[Records from a collection]
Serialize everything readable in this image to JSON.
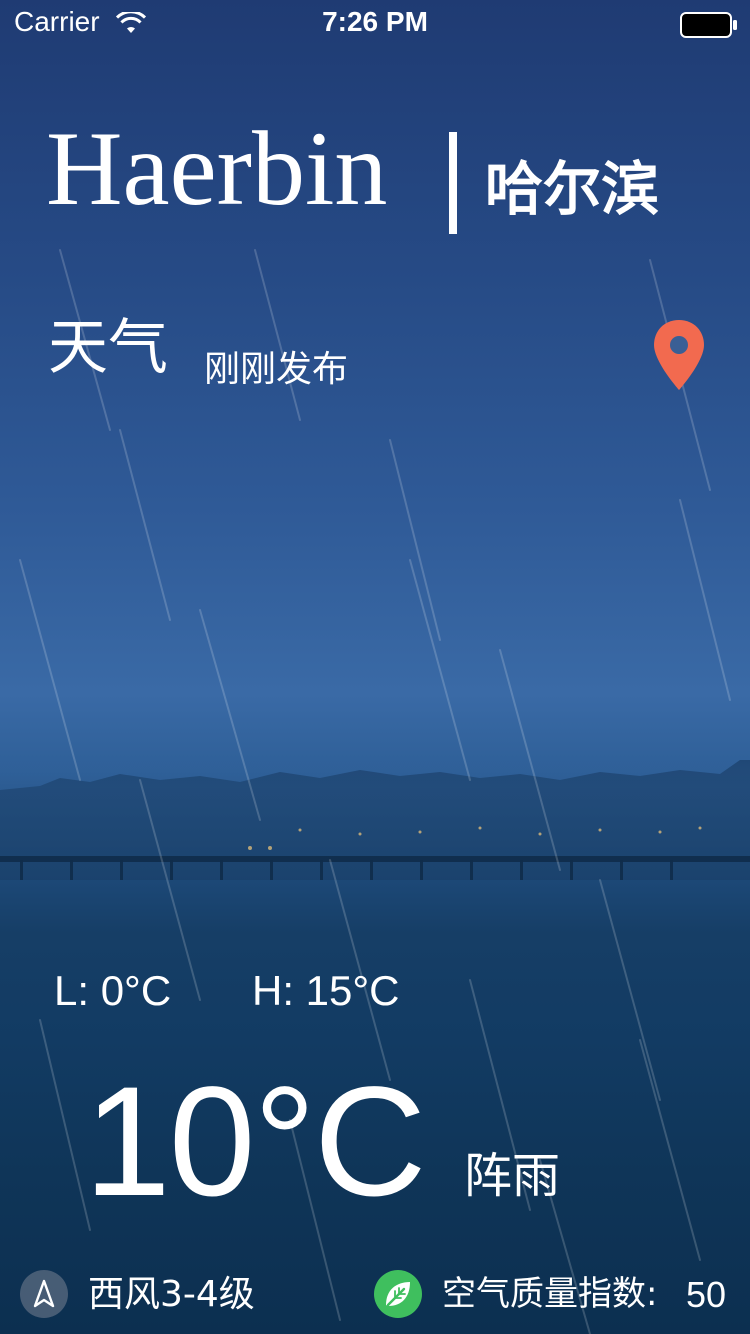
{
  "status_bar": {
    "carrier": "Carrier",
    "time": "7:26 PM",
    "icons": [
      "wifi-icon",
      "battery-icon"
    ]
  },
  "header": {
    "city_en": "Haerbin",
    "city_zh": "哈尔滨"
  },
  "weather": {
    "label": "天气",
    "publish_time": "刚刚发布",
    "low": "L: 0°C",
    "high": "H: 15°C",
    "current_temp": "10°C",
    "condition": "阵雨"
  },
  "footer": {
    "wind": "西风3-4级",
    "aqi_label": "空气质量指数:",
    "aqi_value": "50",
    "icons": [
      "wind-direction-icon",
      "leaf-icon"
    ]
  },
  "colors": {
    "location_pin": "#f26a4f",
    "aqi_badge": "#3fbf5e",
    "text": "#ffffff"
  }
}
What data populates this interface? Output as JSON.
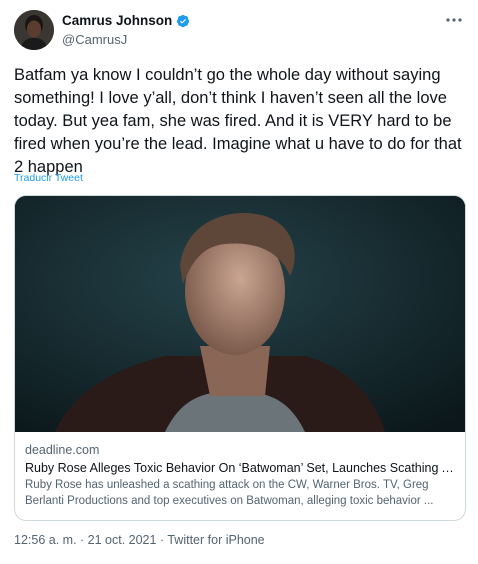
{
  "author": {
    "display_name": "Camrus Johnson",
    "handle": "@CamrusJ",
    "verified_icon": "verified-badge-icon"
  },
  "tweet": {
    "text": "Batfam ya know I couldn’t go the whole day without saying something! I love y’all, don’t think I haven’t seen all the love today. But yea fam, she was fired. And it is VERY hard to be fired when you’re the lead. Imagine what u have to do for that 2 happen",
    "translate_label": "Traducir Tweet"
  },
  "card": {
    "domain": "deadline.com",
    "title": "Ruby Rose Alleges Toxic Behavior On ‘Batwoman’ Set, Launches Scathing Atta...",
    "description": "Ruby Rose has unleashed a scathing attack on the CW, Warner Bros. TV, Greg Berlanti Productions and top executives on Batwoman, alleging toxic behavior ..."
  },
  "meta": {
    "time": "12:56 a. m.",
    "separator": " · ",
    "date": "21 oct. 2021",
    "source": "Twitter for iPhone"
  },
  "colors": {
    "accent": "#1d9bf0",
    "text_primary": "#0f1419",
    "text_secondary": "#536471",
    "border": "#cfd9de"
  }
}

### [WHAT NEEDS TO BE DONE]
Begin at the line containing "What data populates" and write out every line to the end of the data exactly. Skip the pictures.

### [SOLVED PROBLEM]
What data populates this interface? Output as JSON.
{
  "author": {
    "display_name": "Camrus Johnson",
    "handle": "@CamrusJ",
    "verified_icon": "verified-badge-icon"
  },
  "tweet": {
    "text": "Batfam ya know I couldn’t go the whole day without saying something! I love y’all, don’t think I haven’t seen all the love today. But yea fam, she was fired. And it is VERY hard to be fired when you’re the lead. Imagine what u have to do for that 2 happen",
    "translate_label": "Traducir Tweet"
  },
  "card": {
    "domain": "deadline.com",
    "title": "Ruby Rose Alleges Toxic Behavior On ‘Batwoman’ Set, Launches Scathing Atta...",
    "description": "Ruby Rose has unleashed a scathing attack on the CW, Warner Bros. TV, Greg Berlanti Productions and top executives on Batwoman, alleging toxic behavior ..."
  },
  "meta": {
    "time": "12:56 a. m.",
    "separator": " · ",
    "date": "21 oct. 2021",
    "source": "Twitter for iPhone"
  },
  "colors": {
    "accent": "#1d9bf0",
    "text_primary": "#0f1419",
    "text_secondary": "#536471",
    "border": "#cfd9de"
  }
}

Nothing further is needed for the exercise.